Note: If the systolic and diastolic pressures fall into different stages, the higher number will be considered to determine which category of hypertensions the person belongs to. For instance, a systolic pressure of 145 mmHg and a diastolic pressure of 80 mmHg, the person will be classified as stage 1 hypertensive. But for those above 50 years of age, the number that best predicts the risk of cardiovascular disease is the diastolic number.
Types Of Hypertension Based On Cause
Primary (Essential) Hypertension
The diagnosis of this comes after three consecutive high blood pressure results with no identifiable cause and is not related to any medical conditions.
Usually, people with essential hyper-tension show no symptoms, but may occasionally experience dizziness, tiredness, flushing, headaches, visual changes, shortness of breath, chest pains, or some nose bleeding.
Some underlying medical conditions may lead to secondary hypertension’s. This type of hypertensions may suddenly appear and may result in higher blood pressure as compared to primary hypertension.
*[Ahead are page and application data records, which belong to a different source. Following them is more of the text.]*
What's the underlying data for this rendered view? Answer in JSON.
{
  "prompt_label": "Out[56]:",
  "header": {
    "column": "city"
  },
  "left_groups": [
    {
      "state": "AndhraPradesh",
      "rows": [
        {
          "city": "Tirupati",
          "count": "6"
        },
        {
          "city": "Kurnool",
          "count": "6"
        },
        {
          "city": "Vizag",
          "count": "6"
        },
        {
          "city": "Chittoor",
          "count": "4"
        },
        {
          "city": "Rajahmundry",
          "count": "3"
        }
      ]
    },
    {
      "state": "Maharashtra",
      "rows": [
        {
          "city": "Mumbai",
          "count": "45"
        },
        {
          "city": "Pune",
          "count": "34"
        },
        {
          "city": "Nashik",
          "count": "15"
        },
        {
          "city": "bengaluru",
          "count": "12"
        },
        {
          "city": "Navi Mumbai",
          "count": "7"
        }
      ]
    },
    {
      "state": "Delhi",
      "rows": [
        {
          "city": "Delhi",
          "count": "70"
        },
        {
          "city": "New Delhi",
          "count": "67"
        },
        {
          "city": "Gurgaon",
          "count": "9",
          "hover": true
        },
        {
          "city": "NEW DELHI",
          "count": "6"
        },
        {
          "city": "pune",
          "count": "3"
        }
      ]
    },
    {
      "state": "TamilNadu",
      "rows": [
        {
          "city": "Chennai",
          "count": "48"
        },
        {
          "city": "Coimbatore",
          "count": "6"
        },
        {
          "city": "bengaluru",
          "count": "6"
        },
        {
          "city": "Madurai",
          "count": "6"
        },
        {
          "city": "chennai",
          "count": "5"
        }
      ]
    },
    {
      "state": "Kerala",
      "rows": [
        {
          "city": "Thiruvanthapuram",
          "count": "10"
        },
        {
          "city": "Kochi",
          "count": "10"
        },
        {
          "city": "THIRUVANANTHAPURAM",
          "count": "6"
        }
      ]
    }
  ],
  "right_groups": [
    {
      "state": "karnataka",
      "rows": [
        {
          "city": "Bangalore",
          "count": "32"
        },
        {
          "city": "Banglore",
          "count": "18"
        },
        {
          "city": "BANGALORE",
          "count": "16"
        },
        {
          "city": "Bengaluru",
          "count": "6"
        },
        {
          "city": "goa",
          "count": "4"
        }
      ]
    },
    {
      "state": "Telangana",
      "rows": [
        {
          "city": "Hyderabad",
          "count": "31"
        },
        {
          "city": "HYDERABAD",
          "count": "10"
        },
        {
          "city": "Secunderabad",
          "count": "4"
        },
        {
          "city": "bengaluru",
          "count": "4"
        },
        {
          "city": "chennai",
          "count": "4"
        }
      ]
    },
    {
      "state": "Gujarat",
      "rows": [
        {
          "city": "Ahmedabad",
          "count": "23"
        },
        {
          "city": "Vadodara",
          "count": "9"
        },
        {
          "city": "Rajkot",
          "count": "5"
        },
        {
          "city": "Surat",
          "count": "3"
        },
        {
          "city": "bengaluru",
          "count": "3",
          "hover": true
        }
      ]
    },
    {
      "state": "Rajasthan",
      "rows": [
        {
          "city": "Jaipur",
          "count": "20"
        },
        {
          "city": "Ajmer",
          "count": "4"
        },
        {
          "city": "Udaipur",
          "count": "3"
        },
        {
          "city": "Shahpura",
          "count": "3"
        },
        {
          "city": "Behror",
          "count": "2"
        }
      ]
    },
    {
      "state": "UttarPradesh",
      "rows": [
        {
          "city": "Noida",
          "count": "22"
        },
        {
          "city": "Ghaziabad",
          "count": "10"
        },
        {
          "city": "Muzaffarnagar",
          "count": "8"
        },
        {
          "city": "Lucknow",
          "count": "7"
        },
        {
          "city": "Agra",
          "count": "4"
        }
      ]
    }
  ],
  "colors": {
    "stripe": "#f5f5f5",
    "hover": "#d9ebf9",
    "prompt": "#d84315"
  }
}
Various conditions and medications that may lead to secondary hypertensions include:
- Kidney problems
- Thyroid problems
- Adrenal gland tumors
- Obstructive sleep apnea
- Congenital defects in blood vessels
- Illegal drugs like amphetamines and cocaine
- Some medications like decongestants, pain relievers, birth control pills, and other prescription drugs
Secondary hypertension can often be controlled once the underlying cause is identified.
Types Of Hypertension Based On Specific Diagnostic Criteria
Isolated Systolic Hypertension
A normal blood pressure reading is under 120/80 mmHg. With isolated systolic hypertensions, the systolic pressure rises above 140 mmHg, and the diastolic pressure stays within a normal range.
This is the most common form of hyper-tension among people over the age of 65, and this is attributed to the loss of elasticity in the arteries. For the risk of cardiovascular disease in an older person, diastolic pressure is much more important than the systolic pressure.
A rare form of hypertensions occurs in only about 1% of people with hypertension. Malignant hypertension is more common in younger adults among African-American men and for those pregnant women with toxemia (preeclampsia).
In malignant hypertension, blood pressure tends to rise abruptly. This should be treated in the hospital under a medical emergency. Some significant symptoms are headache, blurred vision, chest pain, confusion, and numbness in the arms and legs.
The person could be suffering from resistance hyper-tension if the blood pressure remains to be high despite the treatment of underlying causes.
Studies showed that about 20 to 30 percent of high blood pressure cases fall under resistant hypertension. This type of hypertension may be of genetic origin and is common among African American women, old, and obese. Other contributory factors may include kidney disease or diabetes.
Normal levels of blood pressure are particularly important for the proper functioning of our vital organs such as the brain, heart, kidney, and overall well-being and total health. Monitoring our blood pressure and keeping it under control is essential in preserving our health.